---- The data
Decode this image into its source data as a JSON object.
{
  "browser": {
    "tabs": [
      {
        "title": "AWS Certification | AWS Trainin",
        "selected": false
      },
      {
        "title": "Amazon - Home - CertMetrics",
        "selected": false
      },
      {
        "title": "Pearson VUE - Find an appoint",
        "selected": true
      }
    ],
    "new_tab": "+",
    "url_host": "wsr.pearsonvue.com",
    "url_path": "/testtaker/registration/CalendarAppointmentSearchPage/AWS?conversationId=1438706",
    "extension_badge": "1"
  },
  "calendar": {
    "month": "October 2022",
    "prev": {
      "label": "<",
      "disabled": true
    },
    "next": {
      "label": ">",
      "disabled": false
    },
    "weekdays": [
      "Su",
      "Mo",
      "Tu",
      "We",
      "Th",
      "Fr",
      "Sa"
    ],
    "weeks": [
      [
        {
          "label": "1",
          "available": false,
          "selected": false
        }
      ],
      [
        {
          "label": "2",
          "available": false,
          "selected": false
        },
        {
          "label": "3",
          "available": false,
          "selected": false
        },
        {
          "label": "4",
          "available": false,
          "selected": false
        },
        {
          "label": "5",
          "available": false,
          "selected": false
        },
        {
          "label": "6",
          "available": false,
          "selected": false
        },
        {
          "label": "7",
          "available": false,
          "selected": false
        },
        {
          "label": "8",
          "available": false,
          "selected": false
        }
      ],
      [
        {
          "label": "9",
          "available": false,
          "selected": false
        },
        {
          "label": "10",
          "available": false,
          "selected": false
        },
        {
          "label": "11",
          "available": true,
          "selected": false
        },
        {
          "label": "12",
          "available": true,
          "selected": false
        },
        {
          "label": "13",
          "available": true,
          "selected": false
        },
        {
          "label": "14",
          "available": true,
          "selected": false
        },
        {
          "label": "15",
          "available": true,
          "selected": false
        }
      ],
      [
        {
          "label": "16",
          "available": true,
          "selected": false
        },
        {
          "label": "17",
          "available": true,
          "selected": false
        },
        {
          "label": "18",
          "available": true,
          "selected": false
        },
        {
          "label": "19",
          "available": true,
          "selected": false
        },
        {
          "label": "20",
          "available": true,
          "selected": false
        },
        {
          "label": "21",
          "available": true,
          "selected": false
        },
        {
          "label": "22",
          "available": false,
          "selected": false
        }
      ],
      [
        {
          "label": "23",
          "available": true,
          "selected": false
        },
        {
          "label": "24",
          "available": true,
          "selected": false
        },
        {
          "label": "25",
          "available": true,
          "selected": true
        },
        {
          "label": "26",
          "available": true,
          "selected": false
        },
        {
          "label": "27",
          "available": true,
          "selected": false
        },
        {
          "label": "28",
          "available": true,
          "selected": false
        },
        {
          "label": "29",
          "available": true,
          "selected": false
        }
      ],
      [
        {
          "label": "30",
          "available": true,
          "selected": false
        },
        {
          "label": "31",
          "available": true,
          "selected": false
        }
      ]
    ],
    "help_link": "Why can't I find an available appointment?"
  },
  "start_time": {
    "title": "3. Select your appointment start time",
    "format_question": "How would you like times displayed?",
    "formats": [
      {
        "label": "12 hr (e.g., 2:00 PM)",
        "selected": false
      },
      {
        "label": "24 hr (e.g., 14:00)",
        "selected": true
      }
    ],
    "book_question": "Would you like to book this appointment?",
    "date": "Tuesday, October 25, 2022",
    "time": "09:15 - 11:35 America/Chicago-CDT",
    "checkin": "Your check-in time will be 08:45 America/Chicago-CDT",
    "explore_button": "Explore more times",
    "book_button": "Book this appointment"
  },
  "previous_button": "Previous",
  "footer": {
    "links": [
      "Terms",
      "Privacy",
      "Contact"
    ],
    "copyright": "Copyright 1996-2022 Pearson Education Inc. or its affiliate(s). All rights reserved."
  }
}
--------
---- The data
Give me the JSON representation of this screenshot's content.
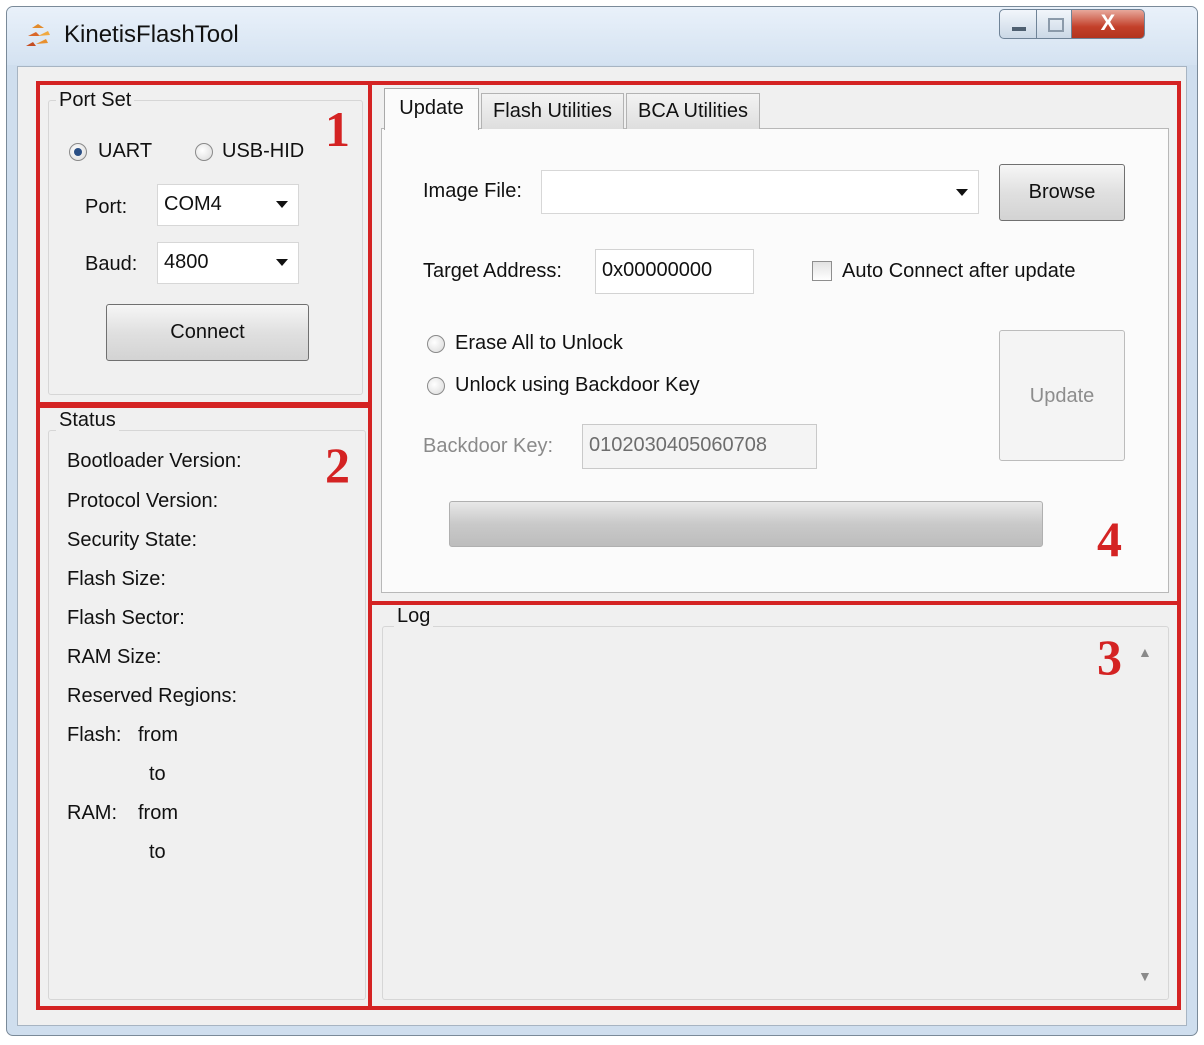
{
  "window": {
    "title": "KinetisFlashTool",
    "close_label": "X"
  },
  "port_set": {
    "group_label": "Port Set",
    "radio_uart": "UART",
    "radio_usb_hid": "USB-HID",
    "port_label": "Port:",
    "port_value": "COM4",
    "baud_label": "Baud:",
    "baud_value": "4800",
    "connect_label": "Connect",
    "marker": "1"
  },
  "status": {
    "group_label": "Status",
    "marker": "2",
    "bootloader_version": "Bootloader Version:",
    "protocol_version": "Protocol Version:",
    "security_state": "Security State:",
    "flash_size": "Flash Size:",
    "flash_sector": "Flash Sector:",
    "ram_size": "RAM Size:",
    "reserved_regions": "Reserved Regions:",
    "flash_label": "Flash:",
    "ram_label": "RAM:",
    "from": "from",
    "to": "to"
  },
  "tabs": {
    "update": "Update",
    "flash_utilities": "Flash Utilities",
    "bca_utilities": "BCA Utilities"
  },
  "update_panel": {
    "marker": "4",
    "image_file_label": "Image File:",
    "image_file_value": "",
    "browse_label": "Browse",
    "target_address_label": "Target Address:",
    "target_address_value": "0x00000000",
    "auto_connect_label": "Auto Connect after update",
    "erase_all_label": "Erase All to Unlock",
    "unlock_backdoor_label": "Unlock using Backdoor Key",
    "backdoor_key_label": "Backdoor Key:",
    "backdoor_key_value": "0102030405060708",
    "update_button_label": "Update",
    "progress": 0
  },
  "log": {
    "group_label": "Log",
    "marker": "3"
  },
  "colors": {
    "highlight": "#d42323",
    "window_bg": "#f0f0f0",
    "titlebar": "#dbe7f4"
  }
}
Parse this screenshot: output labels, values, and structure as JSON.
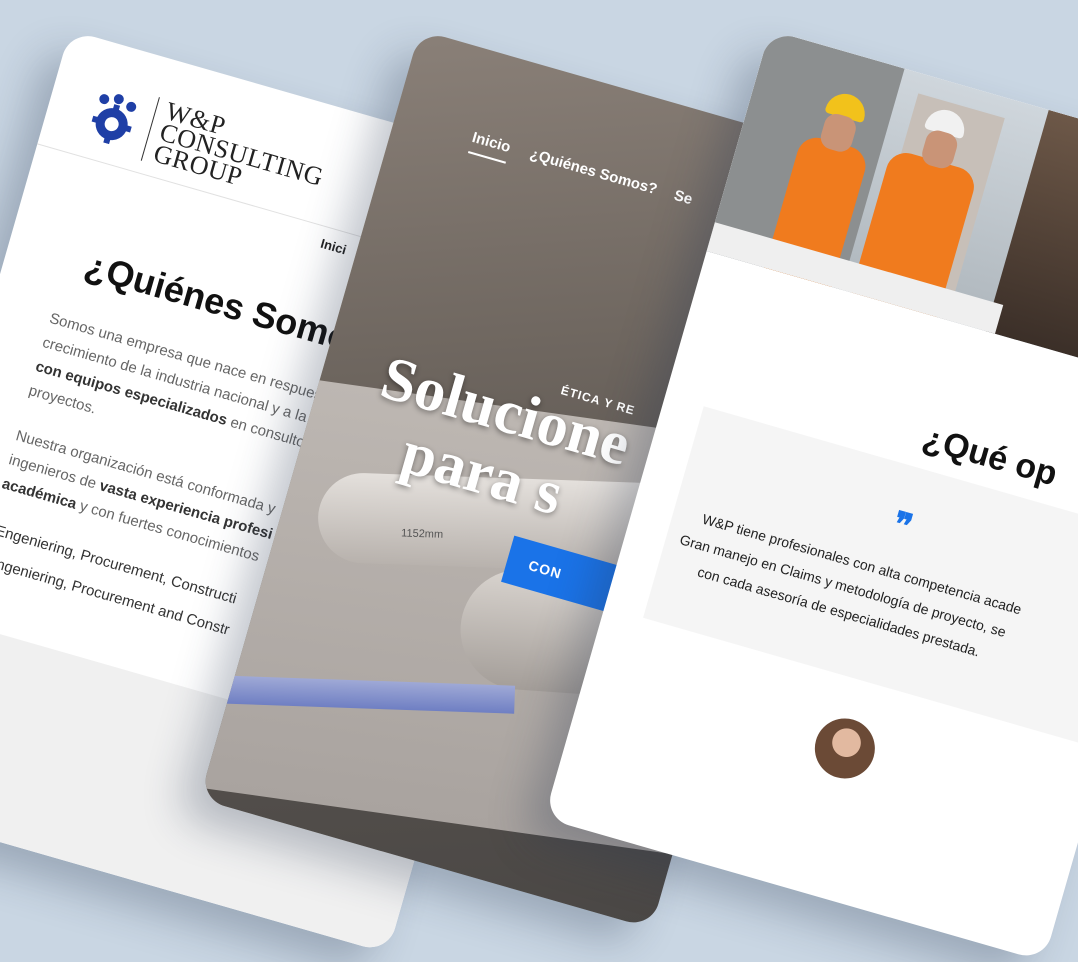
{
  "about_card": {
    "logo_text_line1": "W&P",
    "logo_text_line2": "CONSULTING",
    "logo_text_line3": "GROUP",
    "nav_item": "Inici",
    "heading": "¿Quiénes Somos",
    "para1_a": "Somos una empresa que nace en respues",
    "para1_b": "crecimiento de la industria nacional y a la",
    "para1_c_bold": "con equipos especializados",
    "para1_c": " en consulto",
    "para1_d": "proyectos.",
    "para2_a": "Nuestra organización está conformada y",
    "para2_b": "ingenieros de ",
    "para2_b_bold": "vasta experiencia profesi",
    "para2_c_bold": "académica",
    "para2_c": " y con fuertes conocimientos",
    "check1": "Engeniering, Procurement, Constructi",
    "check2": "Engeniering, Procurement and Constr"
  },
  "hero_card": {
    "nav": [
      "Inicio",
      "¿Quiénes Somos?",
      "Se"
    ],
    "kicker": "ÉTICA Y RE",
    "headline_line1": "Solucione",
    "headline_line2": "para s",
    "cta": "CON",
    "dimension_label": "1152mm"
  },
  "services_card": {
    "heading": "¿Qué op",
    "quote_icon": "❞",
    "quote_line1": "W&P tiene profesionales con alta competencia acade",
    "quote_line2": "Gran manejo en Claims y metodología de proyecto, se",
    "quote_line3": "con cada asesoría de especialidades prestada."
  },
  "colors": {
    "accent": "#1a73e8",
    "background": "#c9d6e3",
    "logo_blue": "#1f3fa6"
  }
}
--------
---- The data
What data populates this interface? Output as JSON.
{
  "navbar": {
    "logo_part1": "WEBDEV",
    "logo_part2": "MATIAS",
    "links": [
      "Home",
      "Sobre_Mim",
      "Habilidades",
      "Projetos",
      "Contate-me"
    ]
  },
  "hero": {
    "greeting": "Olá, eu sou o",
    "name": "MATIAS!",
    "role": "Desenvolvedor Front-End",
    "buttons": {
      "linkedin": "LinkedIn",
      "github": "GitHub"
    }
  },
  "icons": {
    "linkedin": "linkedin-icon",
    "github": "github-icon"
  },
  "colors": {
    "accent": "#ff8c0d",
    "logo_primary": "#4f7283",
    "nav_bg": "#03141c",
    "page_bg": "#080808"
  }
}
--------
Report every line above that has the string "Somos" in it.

◆ Solution to the exercise
    "heading": "¿Quiénes Somos",
    "para1_a": "Somos una empresa que nace en respues",
      "¿Quiénes Somos?",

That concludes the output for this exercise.